Wednesday, May 27, 2009
Candy Demon Progression
My friend Errol asked me how I went about the last painting, and after flubbing it trying to explain it entirely in words over the phone, I thought I'd put together this.
The process I took is a weird combination of Ryan Church and traditional oil painting, apparently. So I'll try my best to explain it clearly:
The brushes I used for it weren't any special, custom brushes (except for a minor one!) With the lineart opened in Painter, a new layer was created, set to 'gel'. From there, I started to lay in monochromatic washes with the broad water brush (found in digital watercolor), making sure that whenever it couldn't get any darker, I'd dry the layer, drop it, then make a new one to keep going until I got the right range of values I was looking for. This process was repeated probably 3, maybe 4 times in total.

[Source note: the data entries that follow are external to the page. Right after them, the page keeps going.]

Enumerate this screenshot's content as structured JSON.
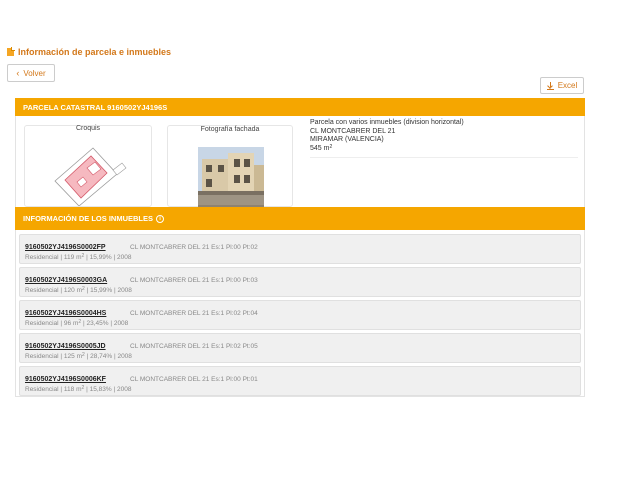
{
  "header": {
    "title": "Información de parcela e inmuebles"
  },
  "toolbar": {
    "back_label": "Volver",
    "excel_label": "Excel"
  },
  "parcel": {
    "bar_title": "PARCELA CATASTRAL 9160502YJ4196S",
    "croquis_label": "Croquis",
    "photo_label": "Fotografía fachada",
    "description": "Parcela con varios inmuebles (division horizontal)",
    "address": "CL MONTCABRER DEL 21",
    "locality": "MIRAMAR (VALENCIA)",
    "surface": "545 m",
    "surface_unit_sup": "2"
  },
  "inmuebles": {
    "bar_title": "INFORMACIÓN DE LOS INMUEBLES",
    "items": [
      {
        "ref": "9160502YJ4196S0002FP",
        "address": "CL MONTCABRER DEL 21 Es:1 Pl:00 Pt:02",
        "use": "Residencial",
        "area": "119 m",
        "percent": "15,99%",
        "year": "2008"
      },
      {
        "ref": "9160502YJ4196S0003GA",
        "address": "CL MONTCABRER DEL 21 Es:1 Pl:00 Pt:03",
        "use": "Residencial",
        "area": "120 m",
        "percent": "15,99%",
        "year": "2008"
      },
      {
        "ref": "9160502YJ4196S0004HS",
        "address": "CL MONTCABRER DEL 21 Es:1 Pl:02 Pt:04",
        "use": "Residencial",
        "area": "96 m",
        "percent": "23,45%",
        "year": "2008"
      },
      {
        "ref": "9160502YJ4196S0005JD",
        "address": "CL MONTCABRER DEL 21 Es:1 Pl:02 Pt:05",
        "use": "Residencial",
        "area": "125 m",
        "percent": "28,74%",
        "year": "2008"
      },
      {
        "ref": "9160502YJ4196S0006KF",
        "address": "CL MONTCABRER DEL 21 Es:1 Pl:00 Pt:01",
        "use": "Residencial",
        "area": "118 m",
        "percent": "15,83%",
        "year": "2008"
      }
    ]
  },
  "colors": {
    "accent": "#f5a600",
    "title_text": "#d3781a"
  }
}
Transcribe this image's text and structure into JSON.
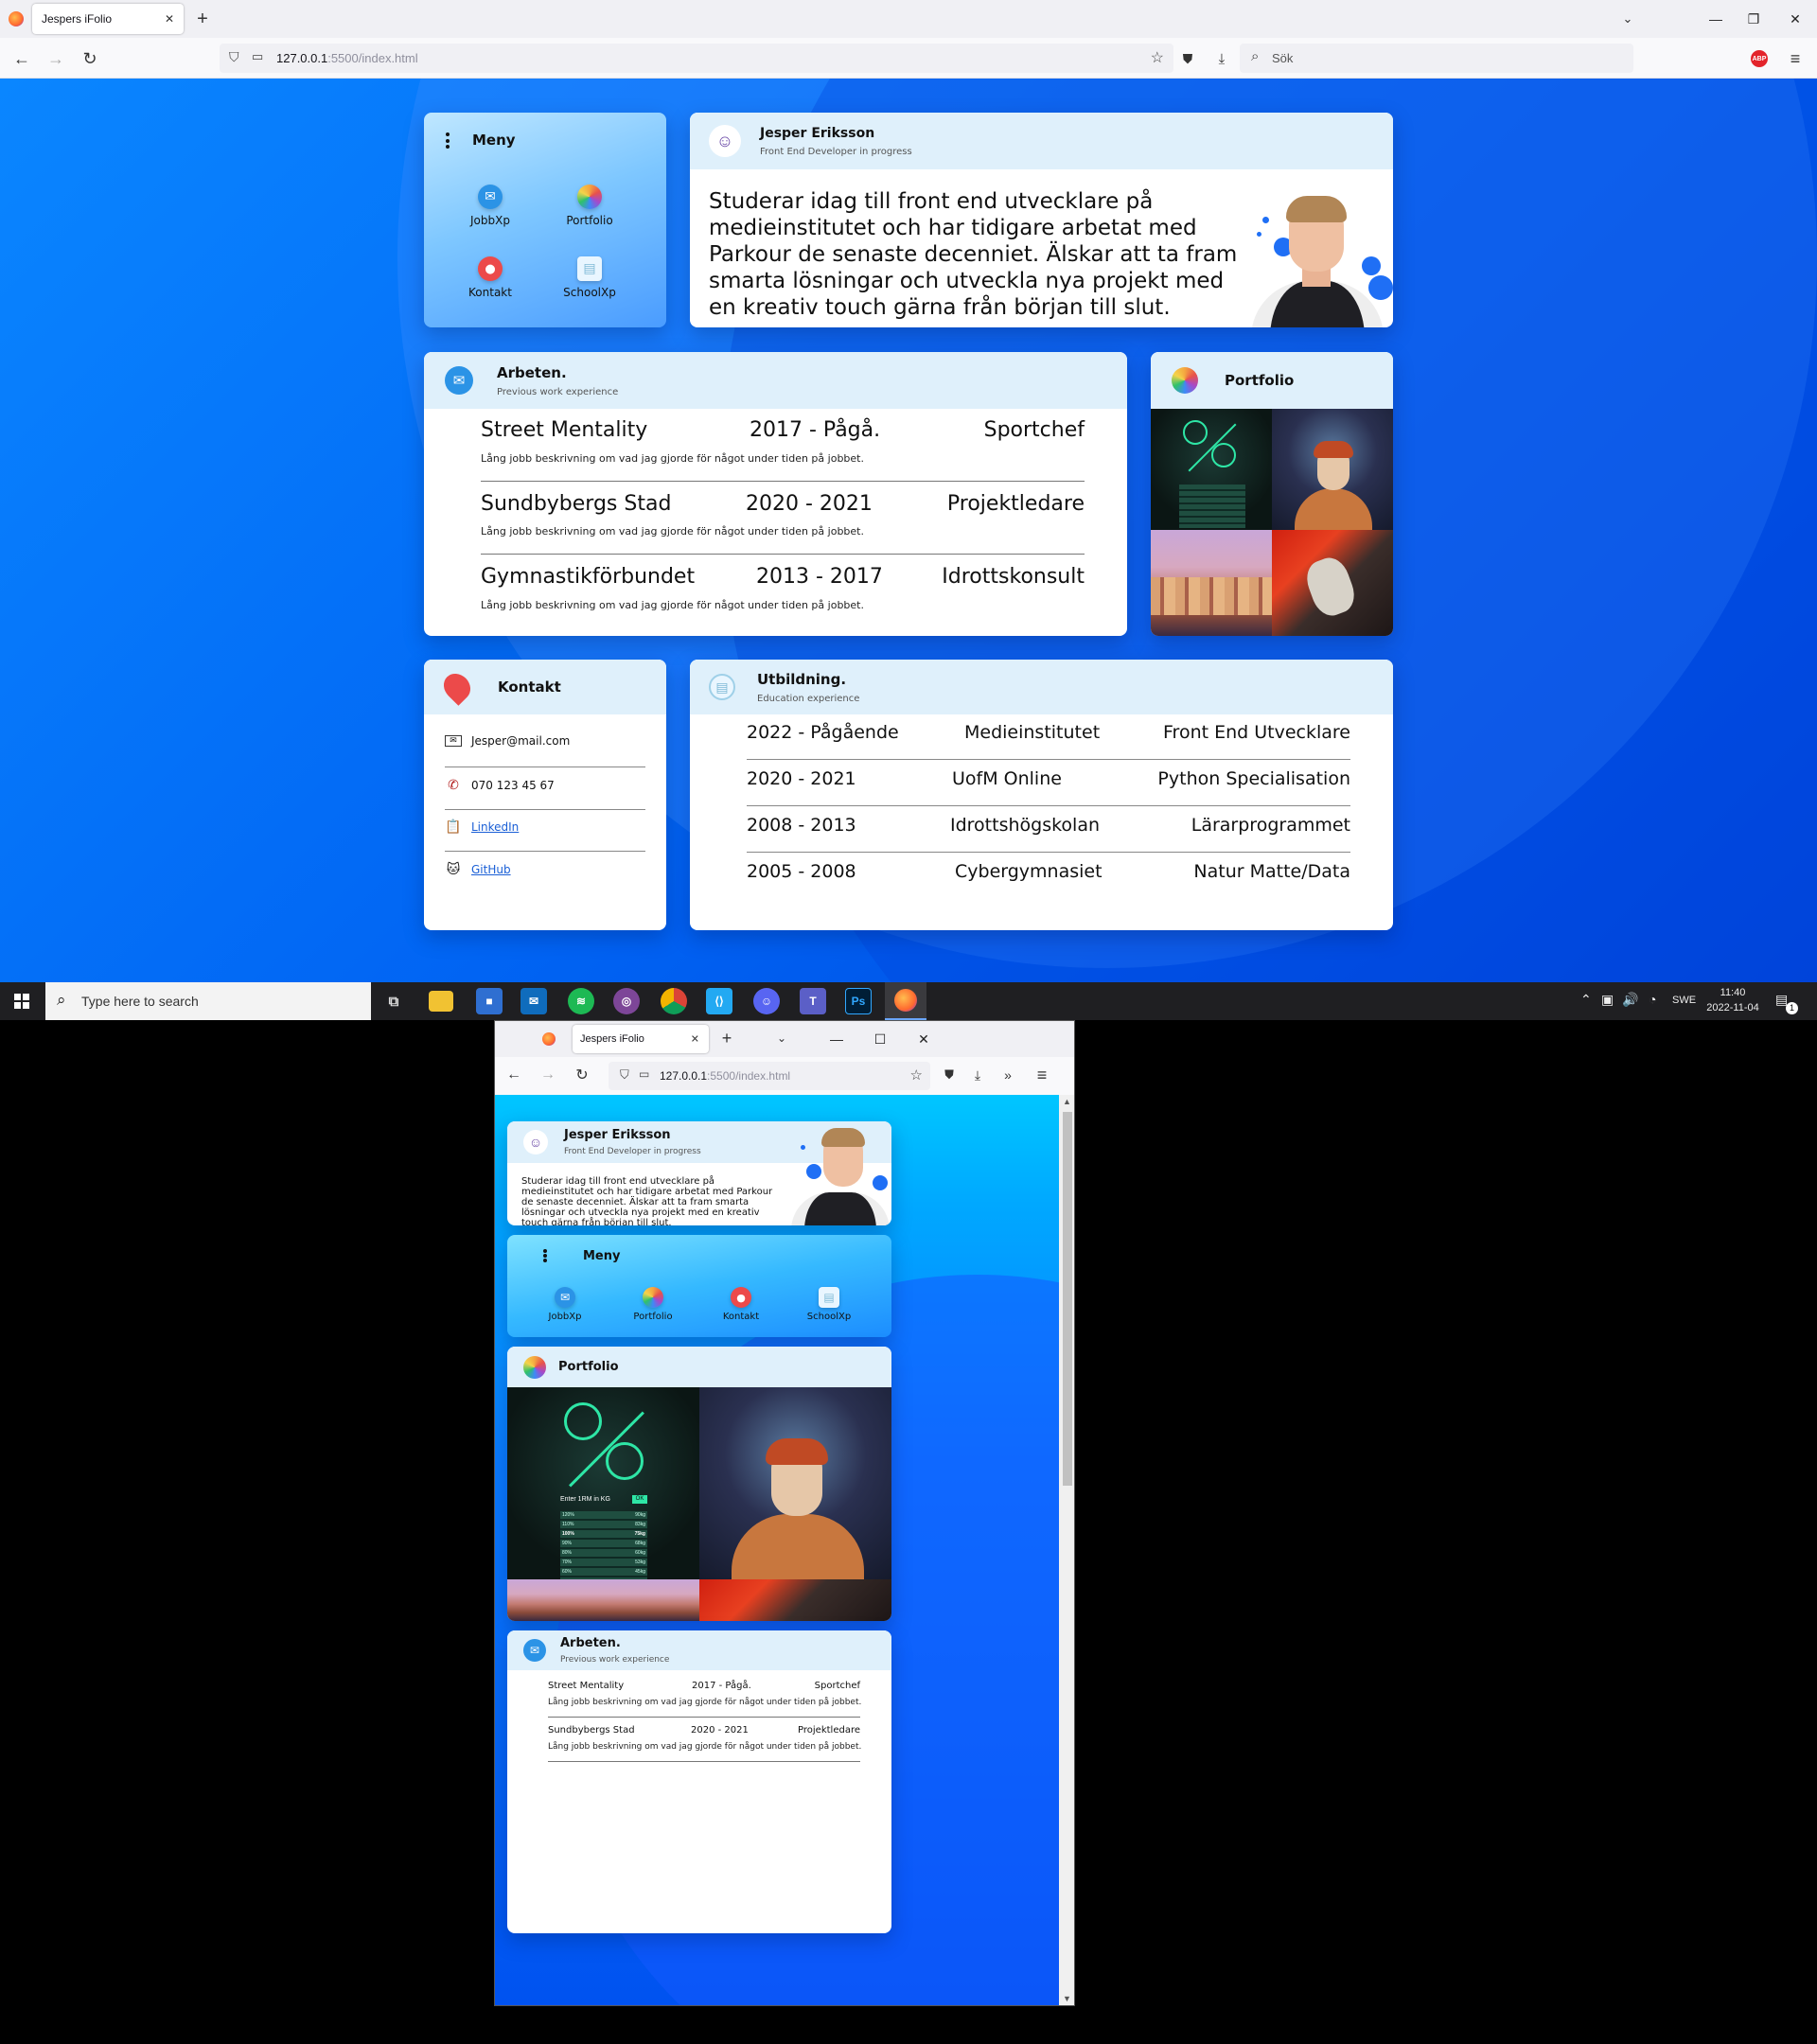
{
  "browser": {
    "tab_title": "Jespers iFolio",
    "url_host": "127.0.0.1",
    "url_path": ":5500/index.html",
    "search_placeholder": "Sök",
    "new_tab": "+",
    "close_tab": "✕"
  },
  "menu": {
    "title": "Meny",
    "items": [
      {
        "label": "JobbXp",
        "icon": "mail-icon",
        "color": "#2b93e6"
      },
      {
        "label": "Portfolio",
        "icon": "photos-icon",
        "color": "#f4a640"
      },
      {
        "label": "Kontakt",
        "icon": "location-pin-icon",
        "color": "#ec4a4a"
      },
      {
        "label": "SchoolXp",
        "icon": "notebook-icon",
        "color": "#cde7f5"
      }
    ]
  },
  "profile": {
    "name": "Jesper Eriksson",
    "subtitle": "Front End Developer in progress",
    "bio": "Studerar idag till front end utvecklare på medieinstitutet och har tidigare arbetat med Parkour de senaste decenniet. Älskar att ta fram smarta lösningar och utveckla nya projekt med en kreativ touch gärna från början till slut."
  },
  "work": {
    "title": "Arbeten.",
    "subtitle": "Previous work experience",
    "jobs": [
      {
        "company": "Street Mentality",
        "period": "2017 - Pågå.",
        "role": "Sportchef",
        "desc": "Lång jobb beskrivning om vad jag gjorde för något under tiden på jobbet."
      },
      {
        "company": "Sundbybergs Stad",
        "period": "2020 - 2021",
        "role": "Projektledare",
        "desc": "Lång jobb beskrivning om vad jag gjorde för något under tiden på jobbet."
      },
      {
        "company": "Gymnastikförbundet",
        "period": "2013 - 2017",
        "role": "Idrottskonsult",
        "desc": "Lång jobb beskrivning om vad jag gjorde för något under tiden på jobbet."
      }
    ]
  },
  "portfolio": {
    "title": "Portfolio",
    "app_label": "Enter 1RM in KG",
    "app_ok": "OK",
    "app_table": [
      [
        "120%",
        "90kg"
      ],
      [
        "110%",
        "83kg"
      ],
      [
        "100%",
        "75kg"
      ],
      [
        "90%",
        "68kg"
      ],
      [
        "80%",
        "60kg"
      ],
      [
        "70%",
        "53kg"
      ],
      [
        "60%",
        "45kg"
      ]
    ]
  },
  "contact": {
    "title": "Kontakt",
    "email": "Jesper@mail.com",
    "phone": "070 123 45 67",
    "linkedin": "LinkedIn",
    "github": "GitHub"
  },
  "education": {
    "title": "Utbildning.",
    "subtitle": "Education experience",
    "rows": [
      {
        "period": "2022 - Pågående",
        "school": "Medieinstitutet",
        "program": "Front End Utvecklare"
      },
      {
        "period": "2020 - 2021",
        "school": "UofM Online",
        "program": "Python Specialisation"
      },
      {
        "period": "2008 - 2013",
        "school": "Idrottshögskolan",
        "program": "Lärarprogrammet"
      },
      {
        "period": "2005 - 2008",
        "school": "Cybergymnasiet",
        "program": "Natur Matte/Data"
      }
    ]
  },
  "taskbar": {
    "search_placeholder": "Type here to search",
    "language": "SWE",
    "time": "11:40",
    "date": "2022-11-04",
    "notifications": "1",
    "apps": [
      "task-view-icon",
      "file-explorer-icon",
      "store-icon",
      "mail-app-icon",
      "spotify-icon",
      "tor-icon",
      "chrome-icon",
      "vscode-icon",
      "discord-icon",
      "teams-icon",
      "photoshop-icon",
      "firefox-icon"
    ]
  },
  "colors": {
    "accent": "#0a6cff",
    "header": "#dff0fb"
  }
}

Once that was done, a new layer was made, set to colorize. Here, I took the scratchboard tool (found in pens), and set the opacity to something like 15-20%. This when you can experiment with different color schemes and see what work in terms of temperatures and hues. Since this was the first one I tried this way, I used really saturated colors to make sure the colors came through, since the colorize layer is treated like a glaze almost.
After this, I only used four tools from here on out: an Eraser (I sometimes used a scratchboard variant that I turned into an eraser, but it's usually too hard of an edge at this point,) scratchboard tool (this time with opacity at 90-100%,) Artist's Oils Drybrush, and Artist's Oils Blending Brush. The Drybrush was the most used tool, and most of the gruntwork was done with that. The scratchboard tool was only used for small details, like making the teeth, refining some edges, and doing the swirls on the tusks and claws. The Blending brush didn't come in until way towards the end, when I need to smooth out value transitions in some areas and clean up the roughness of it all. At some point early on, I used the water rake (found in blenders) to smooth stuff out and also start to get the feel of fur going on, but it was the only time I had used it, and I probably could have skipped it altogether if I just kept blending and refining with the tools above.
Once it was finished up and posted on here, I thought it might have looked a little too even in values, so I took it into Photoshop and punched up the values using Curves.
Well, I think that answers all of that! Hope it wasn't too confusing, Errol!